Cumulative installed capacity in the Caribbean Community (CARICOM) countries increased from 24,000 MW in 2000 to 33,726 MW in 2016 at a compound annual growth rate (CAGR) of 3.46%. The countries situated in the mainland have largely contributed to this capacity as the Caribbean island countries cater to small populations and their individual capacities in most cases range from a few megawatts to several hundred megawatts.
The following figure illustrates the cumulative installed capacity in CARICOM countries during 2006–2016 period.
The power sector of the CARICOM and associated countries had seen limited growth in the historic period of 2006–2016. Power generation in the countries has been mostly limited to generation from imported oil keeping generation and supply costs high. The focus of these countries has been to substitute part of their generation portfolio with non-hydro renewables such as wind and solar PV, of which they have ample resource availability, partly in order to bring down costs and partly to ensure energy security. The establishment of utility scale renewable power projects in these countries though is hamstrung by a lack of large land resource availability in most of these countries.
The characteristics of CARICOM
The countries constituting the CARICOM association are Caribbean countries, and some Latin American countries. The Caribbean countries are islands with very small territories and populations while the Latin American countries are situated in the South American mainland with larger territories and populations. The economy of the CARICOM countries is mostly dependent on financial services and tourism, making the services sector (or otherwise the commercial sector) the prime contributor to national revenue in these countries. Power consumption in these countries is therefore influenced largely by the size of the commercial sector. Most of the CARICOM countries are also characterised by a high level of per capita gross domestic product. This makes the residential or household sector also a significant contributor to electricity consumption.
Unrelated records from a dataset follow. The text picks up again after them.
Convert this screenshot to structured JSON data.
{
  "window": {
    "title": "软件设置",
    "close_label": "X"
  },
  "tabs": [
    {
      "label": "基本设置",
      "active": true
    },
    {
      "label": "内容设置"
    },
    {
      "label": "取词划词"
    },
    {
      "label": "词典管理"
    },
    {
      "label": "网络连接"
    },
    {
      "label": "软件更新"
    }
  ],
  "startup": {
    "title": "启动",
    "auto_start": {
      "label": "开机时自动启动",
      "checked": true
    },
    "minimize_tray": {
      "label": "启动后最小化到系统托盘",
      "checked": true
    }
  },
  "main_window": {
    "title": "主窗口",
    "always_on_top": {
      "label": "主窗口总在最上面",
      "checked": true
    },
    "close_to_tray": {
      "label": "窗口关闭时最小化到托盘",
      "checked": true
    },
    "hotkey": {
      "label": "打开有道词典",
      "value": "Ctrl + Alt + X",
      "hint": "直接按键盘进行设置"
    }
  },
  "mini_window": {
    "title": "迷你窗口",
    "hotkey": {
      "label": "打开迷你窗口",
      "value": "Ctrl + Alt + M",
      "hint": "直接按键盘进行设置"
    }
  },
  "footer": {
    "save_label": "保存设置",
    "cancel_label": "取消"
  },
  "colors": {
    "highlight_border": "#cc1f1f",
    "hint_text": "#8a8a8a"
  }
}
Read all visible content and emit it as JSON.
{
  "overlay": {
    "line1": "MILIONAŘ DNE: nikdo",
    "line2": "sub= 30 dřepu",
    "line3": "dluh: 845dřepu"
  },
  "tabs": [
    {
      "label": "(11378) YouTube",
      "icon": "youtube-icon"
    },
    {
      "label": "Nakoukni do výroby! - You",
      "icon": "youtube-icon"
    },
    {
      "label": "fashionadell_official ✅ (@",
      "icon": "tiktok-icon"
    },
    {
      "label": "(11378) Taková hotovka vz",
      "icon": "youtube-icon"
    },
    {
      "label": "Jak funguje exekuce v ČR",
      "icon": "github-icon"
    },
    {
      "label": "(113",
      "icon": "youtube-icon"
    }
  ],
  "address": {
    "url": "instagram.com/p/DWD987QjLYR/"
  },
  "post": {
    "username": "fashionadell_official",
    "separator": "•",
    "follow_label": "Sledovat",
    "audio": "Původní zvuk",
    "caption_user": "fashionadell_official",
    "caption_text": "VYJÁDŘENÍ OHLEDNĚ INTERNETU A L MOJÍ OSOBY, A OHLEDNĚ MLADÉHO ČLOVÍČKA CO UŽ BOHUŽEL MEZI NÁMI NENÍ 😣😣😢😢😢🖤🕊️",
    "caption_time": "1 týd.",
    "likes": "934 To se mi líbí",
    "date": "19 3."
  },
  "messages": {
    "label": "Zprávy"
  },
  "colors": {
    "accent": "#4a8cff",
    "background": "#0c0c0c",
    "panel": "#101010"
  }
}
The CARICOM countries are mostly characterised by a lack of domestic energy reserves. Especially the Caribbean island countries lack both hydropower resources and fossil fuel reserves. The countries situated on the mainland such as Panama still have access to domestic hydropower resources. These countries have therefore, so far, depended on imported fossil fuel – mostly oil, for power generation which has ensured that electricity prices are on the higher side. A fairly stable population has ensured that installed power generation capacity has not increased much during the historic period under study. CARICOM countries are characterised by a single overarching public utility controlling all or most the generation assets, and the transmission and distribution system. However, in some of the other mainland countries such as Honduras, Nicaragua, and Panama, the power generation sector has been unbundled and the private sector owns the majority of the generation assets.
A greater energy mix to come
Power generation capacity is expected to increase at a similar rate in the forecast period (2017–2025) as in the historic period. Cumulative installed capacity, estimated to be 34,975 MW by the end of 2017, is expected to reach 47,677 MW in 2025 at a CAGR of 3.95%. The high cost of power generation and supply coupled with the near dependence on imported oil has spurred the CARICOM countries to focus on non-hydro renewable for future growth. This increase in installed capacity is expected to be largely driven by increments in wind and solar PV installed capacities. Some of the countries have also got favorable geothermal resources which will be exploited. Hydropower resources in the mainland countries will be expanded too such as in Honduras, where the national energy policy seeks to increase the exploitation of hydropower from 5% at present to 25% in 2034.
Almost all the countries in the CARICOM have an energy policy in place including future energy mix targets, on which to build a renewable-based framework. Puerto Rico has a target of generating 15% of its power needs through renewables in 2020 and 20% in 2035; Panama wants 70% of its energy supply from renewables in 2050; Nicaragua has a goal of achieving 74% of energy generation from renewables in 2018 and 91% in 2027; Honduras has an elaborate target of 50% in 2017, 60% in 2022, and 80% in 2034; while Guatemala aims to reach the same in 2027. Costa Rica does not have percentage based targets but rather absolute capacity targets in place.
Countries such as Belize, the Dominican Republic, El Salvador, Panama, Guatemala, Honduras, and Jamaica even have a policy of augmenting renewable capacity through auctions and tenders apart from the conventional policy of bilateral power purchase contracts.
Although oil-based capacity is expected to remain the major source of power generation in the forecast period in the CARICOM countries, its share is expected to come down. It will be compensated, to an extent, by a switch-over to gas-based generation. The share of renewable energy sources including small-hydropower in the capacity mix is therefore expected to increase in 2025 to nearly 30% from the present 16% (as of 2016) as shown in the following figure.